When you invest in online aligners, you are likely to be asked to fill in a survey with some patient photos to compare your own teeth to, so that the specialist that reviews your application can decide the severity of your case. In some instances you will be asked to send several photos, showing your teeth and the inside of your mouth. The risk with this is if your photos don’t show specific anomalies or may not clearly demonstrate misalignment. When you visit a dentist or orthodontist in person, they check for gum issues or disease and that roots are healthy, whereas this can’t be done from photos or video calls alone.
You will then be sent a kit to create moulds of your teeth yourself at home. These kits come with clear instructions, but there is no professional in the room to oversee how you take the impressions of your teeth, which means that there is a risk for mistakes to be made, which will impact the accuracy of the aligners that are sent to you. One large brand offers the option for patients to visit their nearest ‘shop’ to have a digital scan taken (for an additional cost), which removes the ‘ease’ element of ordering aligners online, and isn’t so different from seeing a regular dentist or orthodontist.
You may be sent all of your aligners for the whole treatment at the same time, clearly numbered so that you can change them every 2 – 3 weeks, or you may be sent your next aligner one at a time throughout your treatment.

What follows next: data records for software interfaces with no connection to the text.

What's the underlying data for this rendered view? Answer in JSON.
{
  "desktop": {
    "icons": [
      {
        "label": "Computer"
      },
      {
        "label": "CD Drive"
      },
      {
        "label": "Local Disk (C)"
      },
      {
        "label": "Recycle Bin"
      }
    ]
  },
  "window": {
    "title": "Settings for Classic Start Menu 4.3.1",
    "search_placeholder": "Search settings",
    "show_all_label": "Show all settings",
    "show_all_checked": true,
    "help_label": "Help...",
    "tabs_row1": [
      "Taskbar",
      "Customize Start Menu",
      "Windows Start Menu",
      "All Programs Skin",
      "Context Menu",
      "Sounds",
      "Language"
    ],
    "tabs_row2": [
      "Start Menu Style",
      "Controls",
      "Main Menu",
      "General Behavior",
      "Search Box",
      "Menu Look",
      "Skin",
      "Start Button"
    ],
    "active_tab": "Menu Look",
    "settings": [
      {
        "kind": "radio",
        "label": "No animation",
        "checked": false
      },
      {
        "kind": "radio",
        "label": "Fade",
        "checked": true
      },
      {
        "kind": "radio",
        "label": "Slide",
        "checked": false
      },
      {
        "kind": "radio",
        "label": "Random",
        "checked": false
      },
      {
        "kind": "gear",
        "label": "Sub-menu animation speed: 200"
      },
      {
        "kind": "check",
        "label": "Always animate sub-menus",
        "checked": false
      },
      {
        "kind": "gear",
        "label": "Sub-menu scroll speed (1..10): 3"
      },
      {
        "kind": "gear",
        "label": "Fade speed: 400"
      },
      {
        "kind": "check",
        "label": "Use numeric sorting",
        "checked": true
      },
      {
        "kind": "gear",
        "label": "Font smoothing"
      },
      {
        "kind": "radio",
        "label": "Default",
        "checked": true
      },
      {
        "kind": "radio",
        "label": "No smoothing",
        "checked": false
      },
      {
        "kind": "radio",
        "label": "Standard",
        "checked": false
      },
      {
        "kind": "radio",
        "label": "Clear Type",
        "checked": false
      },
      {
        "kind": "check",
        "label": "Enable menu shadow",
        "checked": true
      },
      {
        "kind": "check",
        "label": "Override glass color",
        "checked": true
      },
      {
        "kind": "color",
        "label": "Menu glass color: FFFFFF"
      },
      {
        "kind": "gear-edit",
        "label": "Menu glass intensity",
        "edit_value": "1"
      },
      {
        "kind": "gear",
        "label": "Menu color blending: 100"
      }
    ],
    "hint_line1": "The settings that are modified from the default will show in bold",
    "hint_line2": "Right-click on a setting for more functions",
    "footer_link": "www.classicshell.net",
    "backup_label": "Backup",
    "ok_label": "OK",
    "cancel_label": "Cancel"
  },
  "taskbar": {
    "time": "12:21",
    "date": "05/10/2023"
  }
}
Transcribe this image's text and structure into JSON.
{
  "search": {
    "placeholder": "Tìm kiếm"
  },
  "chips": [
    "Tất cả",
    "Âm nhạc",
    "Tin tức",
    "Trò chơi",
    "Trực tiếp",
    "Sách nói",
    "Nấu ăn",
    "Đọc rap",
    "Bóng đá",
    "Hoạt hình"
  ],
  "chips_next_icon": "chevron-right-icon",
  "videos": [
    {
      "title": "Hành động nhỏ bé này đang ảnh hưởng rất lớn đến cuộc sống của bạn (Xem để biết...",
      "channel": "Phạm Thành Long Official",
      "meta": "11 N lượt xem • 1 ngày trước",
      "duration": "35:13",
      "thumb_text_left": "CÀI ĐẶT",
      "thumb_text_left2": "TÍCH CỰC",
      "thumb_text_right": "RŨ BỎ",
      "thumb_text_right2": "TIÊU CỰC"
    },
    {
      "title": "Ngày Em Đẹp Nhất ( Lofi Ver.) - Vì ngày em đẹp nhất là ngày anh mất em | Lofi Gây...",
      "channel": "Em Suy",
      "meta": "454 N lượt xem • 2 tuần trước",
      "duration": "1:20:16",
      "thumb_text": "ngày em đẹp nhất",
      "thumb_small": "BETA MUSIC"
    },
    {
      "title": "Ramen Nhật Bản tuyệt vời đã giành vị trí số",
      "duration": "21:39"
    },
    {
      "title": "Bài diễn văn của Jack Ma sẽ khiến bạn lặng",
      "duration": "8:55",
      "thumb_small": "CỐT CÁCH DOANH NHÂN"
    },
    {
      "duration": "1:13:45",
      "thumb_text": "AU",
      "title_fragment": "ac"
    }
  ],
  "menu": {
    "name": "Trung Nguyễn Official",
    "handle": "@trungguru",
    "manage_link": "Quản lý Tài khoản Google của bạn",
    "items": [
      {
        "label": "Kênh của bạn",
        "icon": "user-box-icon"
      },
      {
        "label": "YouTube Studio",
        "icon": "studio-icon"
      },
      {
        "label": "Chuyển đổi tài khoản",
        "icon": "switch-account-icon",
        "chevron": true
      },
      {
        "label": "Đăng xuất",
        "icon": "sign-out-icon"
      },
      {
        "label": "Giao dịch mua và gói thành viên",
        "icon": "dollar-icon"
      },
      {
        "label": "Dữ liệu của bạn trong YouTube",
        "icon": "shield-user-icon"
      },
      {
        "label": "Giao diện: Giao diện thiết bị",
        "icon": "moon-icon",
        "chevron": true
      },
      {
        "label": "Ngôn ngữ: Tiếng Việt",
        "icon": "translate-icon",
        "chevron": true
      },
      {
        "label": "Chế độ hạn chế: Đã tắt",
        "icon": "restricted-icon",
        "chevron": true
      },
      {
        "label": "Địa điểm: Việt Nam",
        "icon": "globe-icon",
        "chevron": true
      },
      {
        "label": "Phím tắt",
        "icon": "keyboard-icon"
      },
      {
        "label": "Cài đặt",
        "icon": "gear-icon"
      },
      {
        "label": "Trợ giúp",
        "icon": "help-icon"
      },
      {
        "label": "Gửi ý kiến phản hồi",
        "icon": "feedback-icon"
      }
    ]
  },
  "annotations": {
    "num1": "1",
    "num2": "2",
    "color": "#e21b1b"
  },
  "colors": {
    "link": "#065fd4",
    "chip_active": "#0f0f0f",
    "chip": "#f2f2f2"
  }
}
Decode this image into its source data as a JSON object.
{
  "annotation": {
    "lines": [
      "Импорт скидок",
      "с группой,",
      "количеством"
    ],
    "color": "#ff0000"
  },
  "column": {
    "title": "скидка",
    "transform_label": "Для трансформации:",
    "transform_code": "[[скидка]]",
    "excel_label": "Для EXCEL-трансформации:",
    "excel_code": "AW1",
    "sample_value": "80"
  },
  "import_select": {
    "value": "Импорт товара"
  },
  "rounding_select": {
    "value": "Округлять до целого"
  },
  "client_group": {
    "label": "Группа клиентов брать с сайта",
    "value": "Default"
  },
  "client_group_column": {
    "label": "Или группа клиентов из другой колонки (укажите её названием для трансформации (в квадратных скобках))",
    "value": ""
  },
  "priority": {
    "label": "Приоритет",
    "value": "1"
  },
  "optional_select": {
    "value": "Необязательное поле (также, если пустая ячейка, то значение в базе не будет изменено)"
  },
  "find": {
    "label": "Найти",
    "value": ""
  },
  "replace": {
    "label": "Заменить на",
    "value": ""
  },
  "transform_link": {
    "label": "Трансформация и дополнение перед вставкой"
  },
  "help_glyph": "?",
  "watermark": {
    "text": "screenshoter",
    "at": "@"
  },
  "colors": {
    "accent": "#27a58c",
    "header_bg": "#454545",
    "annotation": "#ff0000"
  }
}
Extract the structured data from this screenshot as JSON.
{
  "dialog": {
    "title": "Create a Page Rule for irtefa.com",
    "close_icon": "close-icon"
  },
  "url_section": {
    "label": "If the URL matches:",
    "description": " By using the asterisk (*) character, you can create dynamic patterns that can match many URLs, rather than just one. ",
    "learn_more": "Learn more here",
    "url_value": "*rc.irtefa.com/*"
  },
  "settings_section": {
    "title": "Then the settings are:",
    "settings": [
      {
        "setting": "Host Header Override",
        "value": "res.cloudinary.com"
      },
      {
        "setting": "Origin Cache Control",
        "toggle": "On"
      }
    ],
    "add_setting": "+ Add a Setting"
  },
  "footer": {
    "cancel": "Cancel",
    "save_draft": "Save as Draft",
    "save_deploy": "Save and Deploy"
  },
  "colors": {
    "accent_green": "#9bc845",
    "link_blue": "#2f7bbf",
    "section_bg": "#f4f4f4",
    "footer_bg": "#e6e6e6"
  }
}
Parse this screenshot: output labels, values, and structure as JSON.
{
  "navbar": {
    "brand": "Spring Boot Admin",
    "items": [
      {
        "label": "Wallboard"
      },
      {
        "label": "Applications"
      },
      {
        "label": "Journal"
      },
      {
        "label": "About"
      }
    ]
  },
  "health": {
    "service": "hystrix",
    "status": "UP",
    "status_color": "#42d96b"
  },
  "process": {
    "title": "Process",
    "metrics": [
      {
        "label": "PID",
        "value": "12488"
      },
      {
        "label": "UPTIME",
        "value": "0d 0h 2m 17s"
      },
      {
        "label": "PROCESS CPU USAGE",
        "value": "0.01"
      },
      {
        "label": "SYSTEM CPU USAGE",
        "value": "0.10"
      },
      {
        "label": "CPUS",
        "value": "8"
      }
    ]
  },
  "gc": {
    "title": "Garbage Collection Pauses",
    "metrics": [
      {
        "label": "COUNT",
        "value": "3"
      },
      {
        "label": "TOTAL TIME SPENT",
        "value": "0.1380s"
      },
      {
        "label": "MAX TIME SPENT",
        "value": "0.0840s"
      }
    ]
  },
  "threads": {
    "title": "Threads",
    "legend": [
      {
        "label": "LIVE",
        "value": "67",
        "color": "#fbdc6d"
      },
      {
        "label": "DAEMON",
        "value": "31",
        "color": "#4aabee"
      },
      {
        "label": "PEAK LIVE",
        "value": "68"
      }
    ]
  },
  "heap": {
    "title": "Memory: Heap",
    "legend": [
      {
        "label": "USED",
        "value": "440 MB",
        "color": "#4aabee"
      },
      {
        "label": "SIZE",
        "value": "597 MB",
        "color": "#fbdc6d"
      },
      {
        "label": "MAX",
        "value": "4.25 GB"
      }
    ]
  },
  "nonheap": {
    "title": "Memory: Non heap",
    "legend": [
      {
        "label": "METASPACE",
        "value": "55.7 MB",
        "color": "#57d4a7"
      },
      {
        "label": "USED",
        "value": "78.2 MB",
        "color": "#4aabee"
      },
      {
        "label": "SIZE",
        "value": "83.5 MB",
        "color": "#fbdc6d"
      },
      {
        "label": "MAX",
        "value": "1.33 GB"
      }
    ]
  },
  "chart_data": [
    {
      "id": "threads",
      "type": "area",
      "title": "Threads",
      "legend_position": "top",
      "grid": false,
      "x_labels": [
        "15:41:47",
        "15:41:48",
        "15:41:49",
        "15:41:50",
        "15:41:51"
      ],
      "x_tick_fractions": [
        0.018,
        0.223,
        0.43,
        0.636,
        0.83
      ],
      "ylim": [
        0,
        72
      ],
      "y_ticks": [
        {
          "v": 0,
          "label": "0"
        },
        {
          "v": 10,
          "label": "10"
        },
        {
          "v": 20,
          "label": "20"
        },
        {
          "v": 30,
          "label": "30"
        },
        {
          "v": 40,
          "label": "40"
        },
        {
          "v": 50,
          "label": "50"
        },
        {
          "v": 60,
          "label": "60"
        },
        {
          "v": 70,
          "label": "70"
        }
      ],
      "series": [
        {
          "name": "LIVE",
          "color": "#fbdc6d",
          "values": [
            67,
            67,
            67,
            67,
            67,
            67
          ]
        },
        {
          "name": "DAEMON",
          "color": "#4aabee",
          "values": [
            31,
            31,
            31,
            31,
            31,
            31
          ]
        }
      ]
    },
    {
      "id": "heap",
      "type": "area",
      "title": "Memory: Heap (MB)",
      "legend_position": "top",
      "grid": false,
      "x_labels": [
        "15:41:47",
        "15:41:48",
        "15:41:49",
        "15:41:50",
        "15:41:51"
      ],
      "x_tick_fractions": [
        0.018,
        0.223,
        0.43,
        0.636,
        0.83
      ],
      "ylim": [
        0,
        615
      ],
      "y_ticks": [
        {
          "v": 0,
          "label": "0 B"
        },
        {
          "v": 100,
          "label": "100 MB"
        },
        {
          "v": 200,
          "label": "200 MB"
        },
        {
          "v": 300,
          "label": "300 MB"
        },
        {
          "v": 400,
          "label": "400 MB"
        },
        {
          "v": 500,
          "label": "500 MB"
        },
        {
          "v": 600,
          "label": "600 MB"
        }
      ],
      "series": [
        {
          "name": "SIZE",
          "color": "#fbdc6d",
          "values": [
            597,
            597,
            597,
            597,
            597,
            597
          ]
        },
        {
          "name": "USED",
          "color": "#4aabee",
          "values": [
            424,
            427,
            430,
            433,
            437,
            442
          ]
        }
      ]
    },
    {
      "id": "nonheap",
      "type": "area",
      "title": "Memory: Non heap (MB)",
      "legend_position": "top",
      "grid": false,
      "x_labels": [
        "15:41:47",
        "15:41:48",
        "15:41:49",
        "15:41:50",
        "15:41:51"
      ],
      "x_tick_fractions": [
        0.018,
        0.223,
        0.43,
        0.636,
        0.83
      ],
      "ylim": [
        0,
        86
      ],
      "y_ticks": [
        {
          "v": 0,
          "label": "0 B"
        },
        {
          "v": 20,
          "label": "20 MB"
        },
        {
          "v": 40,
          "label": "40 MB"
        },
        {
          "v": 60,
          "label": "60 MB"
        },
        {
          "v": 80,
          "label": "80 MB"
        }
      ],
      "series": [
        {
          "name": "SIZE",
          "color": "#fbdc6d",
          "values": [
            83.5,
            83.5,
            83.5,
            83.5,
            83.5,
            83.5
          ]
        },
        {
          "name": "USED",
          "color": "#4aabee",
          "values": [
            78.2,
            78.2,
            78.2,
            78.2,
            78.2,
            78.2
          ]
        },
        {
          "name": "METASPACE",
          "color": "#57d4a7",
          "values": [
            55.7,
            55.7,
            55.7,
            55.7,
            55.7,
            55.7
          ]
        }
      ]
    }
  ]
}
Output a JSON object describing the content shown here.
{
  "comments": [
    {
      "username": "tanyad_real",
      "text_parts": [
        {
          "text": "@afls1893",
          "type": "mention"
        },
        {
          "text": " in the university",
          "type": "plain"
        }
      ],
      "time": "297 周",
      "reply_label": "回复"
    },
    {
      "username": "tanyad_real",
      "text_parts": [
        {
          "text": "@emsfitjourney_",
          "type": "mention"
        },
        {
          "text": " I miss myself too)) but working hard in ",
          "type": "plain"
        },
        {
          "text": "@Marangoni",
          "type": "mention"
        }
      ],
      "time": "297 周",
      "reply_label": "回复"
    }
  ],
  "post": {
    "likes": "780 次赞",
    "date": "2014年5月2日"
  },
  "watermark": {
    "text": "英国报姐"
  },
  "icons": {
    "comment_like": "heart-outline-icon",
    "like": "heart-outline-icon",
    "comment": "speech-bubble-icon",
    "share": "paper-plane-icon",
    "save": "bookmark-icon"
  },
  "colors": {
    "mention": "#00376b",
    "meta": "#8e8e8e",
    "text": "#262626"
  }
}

Most brands offer a few online appointments with your specialist throughout the process, although some online reviews by past patients of big direct-to-consumer brands have stated that they were either never offered these, or that their specialist often wouldn’t turn up and might fail to rebook their appointment.
At the end of treatment, you check-in with your online dentist and purchase your retainers (at additional cost). Then you are off into the world with your ‘new smile’.